_Exercise objective_
What appears in the data must be reproduced exactly.

_Data excerpts_
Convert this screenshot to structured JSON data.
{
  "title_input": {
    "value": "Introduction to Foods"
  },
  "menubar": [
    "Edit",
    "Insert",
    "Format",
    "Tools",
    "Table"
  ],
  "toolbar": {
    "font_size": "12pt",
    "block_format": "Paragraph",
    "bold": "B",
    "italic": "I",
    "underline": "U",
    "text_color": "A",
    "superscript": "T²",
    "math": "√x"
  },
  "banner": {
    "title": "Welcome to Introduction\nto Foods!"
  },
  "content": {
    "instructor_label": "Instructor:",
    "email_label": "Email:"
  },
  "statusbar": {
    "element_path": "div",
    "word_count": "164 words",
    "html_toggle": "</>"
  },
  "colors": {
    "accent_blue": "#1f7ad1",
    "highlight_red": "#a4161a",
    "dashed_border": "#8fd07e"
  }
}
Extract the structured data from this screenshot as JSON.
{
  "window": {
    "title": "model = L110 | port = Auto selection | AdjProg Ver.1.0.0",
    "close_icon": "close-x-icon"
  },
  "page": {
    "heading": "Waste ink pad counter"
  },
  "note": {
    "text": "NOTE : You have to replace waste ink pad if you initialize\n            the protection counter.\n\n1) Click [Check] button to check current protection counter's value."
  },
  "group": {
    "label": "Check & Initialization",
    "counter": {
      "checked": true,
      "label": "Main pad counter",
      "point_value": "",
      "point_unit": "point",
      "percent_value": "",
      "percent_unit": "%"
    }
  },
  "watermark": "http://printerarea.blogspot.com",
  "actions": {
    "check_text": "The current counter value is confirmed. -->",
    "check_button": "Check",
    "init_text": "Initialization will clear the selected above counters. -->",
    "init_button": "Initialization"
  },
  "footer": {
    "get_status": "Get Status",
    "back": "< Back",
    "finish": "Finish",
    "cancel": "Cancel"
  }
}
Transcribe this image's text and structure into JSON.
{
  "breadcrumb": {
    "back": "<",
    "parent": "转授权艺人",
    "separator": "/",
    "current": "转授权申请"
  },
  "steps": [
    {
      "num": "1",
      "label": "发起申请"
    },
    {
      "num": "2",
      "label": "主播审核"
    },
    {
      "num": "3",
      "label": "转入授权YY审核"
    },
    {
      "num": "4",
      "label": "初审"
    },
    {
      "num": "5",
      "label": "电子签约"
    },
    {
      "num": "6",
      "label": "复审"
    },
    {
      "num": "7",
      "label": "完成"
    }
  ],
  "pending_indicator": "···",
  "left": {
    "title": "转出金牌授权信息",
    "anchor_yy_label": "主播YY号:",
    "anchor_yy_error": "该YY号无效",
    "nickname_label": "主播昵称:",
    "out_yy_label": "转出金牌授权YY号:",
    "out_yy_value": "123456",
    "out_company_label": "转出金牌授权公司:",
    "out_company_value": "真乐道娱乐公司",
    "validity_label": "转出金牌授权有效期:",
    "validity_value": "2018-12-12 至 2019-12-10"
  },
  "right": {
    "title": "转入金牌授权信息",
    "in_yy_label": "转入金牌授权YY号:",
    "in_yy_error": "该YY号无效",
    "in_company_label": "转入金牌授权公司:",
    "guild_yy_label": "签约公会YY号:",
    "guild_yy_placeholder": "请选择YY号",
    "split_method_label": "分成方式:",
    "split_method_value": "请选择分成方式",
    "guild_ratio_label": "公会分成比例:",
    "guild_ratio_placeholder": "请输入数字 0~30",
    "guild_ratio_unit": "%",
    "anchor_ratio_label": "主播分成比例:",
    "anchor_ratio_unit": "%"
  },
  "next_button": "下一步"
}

_Result_
Convert this screenshot to structured JSON data.
{
  "title_input": {
    "value": "Introduction to Foods"
  },
  "menubar": [
    "Edit",
    "Insert",
    "Format",
    "Tools",
    "Table"
  ],
  "toolbar": {
    "font_size": "12pt",
    "block_format": "Paragraph",
    "bold": "B",
    "italic": "I",
    "underline": "U",
    "text_color": "A",
    "superscript": "T²",
    "math": "√x"
  },
  "banner": {
    "title": "Welcome to Introduction\nto Foods!"
  },
  "content": {
    "instructor_label": "Instructor:",
    "email_label": "Email:"
  },
  "statusbar": {
    "element_path": "div",
    "word_count": "164 words",
    "html_toggle": "</>"
  },
  "colors": {
    "accent_blue": "#1f7ad1",
    "highlight_red": "#a4161a",
    "dashed_border": "#8fd07e"
  }
}
Extract the structured data from this screenshot as JSON.
{
  "window": {
    "title": "model = L110 | port = Auto selection | AdjProg Ver.1.0.0",
    "close_icon": "close-x-icon"
  },
  "page": {
    "heading": "Waste ink pad counter"
  },
  "note": {
    "text": "NOTE : You have to replace waste ink pad if you initialize\n            the protection counter.\n\n1) Click [Check] button to check current protection counter's value."
  },
  "group": {
    "label": "Check & Initialization",
    "counter": {
      "checked": true,
      "label": "Main pad counter",
      "point_value": "",
      "point_unit": "point",
      "percent_value": "",
      "percent_unit": "%"
    }
  },
  "watermark": "http://printerarea.blogspot.com",
  "actions": {
    "check_text": "The current counter value is confirmed. -->",
    "check_button": "Check",
    "init_text": "Initialization will clear the selected above counters. -->",
    "init_button": "Initialization"
  },
  "footer": {
    "get_status": "Get Status",
    "back": "< Back",
    "finish": "Finish",
    "cancel": "Cancel"
  }
}
Transcribe this image's text and structure into JSON.
{
  "breadcrumb": {
    "back": "<",
    "parent": "转授权艺人",
    "separator": "/",
    "current": "转授权申请"
  },
  "steps": [
    {
      "num": "1",
      "label": "发起申请"
    },
    {
      "num": "2",
      "label": "主播审核"
    },
    {
      "num": "3",
      "label": "转入授权YY审核"
    },
    {
      "num": "4",
      "label": "初审"
    },
    {
      "num": "5",
      "label": "电子签约"
    },
    {
      "num": "6",
      "label": "复审"
    },
    {
      "num": "7",
      "label": "完成"
    }
  ],
  "pending_indicator": "···",
  "left": {
    "title": "转出金牌授权信息",
    "anchor_yy_label": "主播YY号:",
    "anchor_yy_error": "该YY号无效",
    "nickname_label": "主播昵称:",
    "out_yy_label": "转出金牌授权YY号:",
    "out_yy_value": "123456",
    "out_company_label": "转出金牌授权公司:",
    "out_company_value": "真乐道娱乐公司",
    "validity_label": "转出金牌授权有效期:",
    "validity_value": "2018-12-12 至 2019-12-10"
  },
  "right": {
    "title": "转入金牌授权信息",
    "in_yy_label": "转入金牌授权YY号:",
    "in_yy_error": "该YY号无效",
    "in_company_label": "转入金牌授权公司:",
    "guild_yy_label": "签约公会YY号:",
    "guild_yy_placeholder": "请选择YY号",
    "split_method_label": "分成方式:",
    "split_method_value": "请选择分成方式",
    "guild_ratio_label": "公会分成比例:",
    "guild_ratio_placeholder": "请输入数字 0~30",
    "guild_ratio_unit": "%",
    "anchor_ratio_label": "主播分成比例:",
    "anchor_ratio_unit": "%"
  },
  "next_button": "下一步"
}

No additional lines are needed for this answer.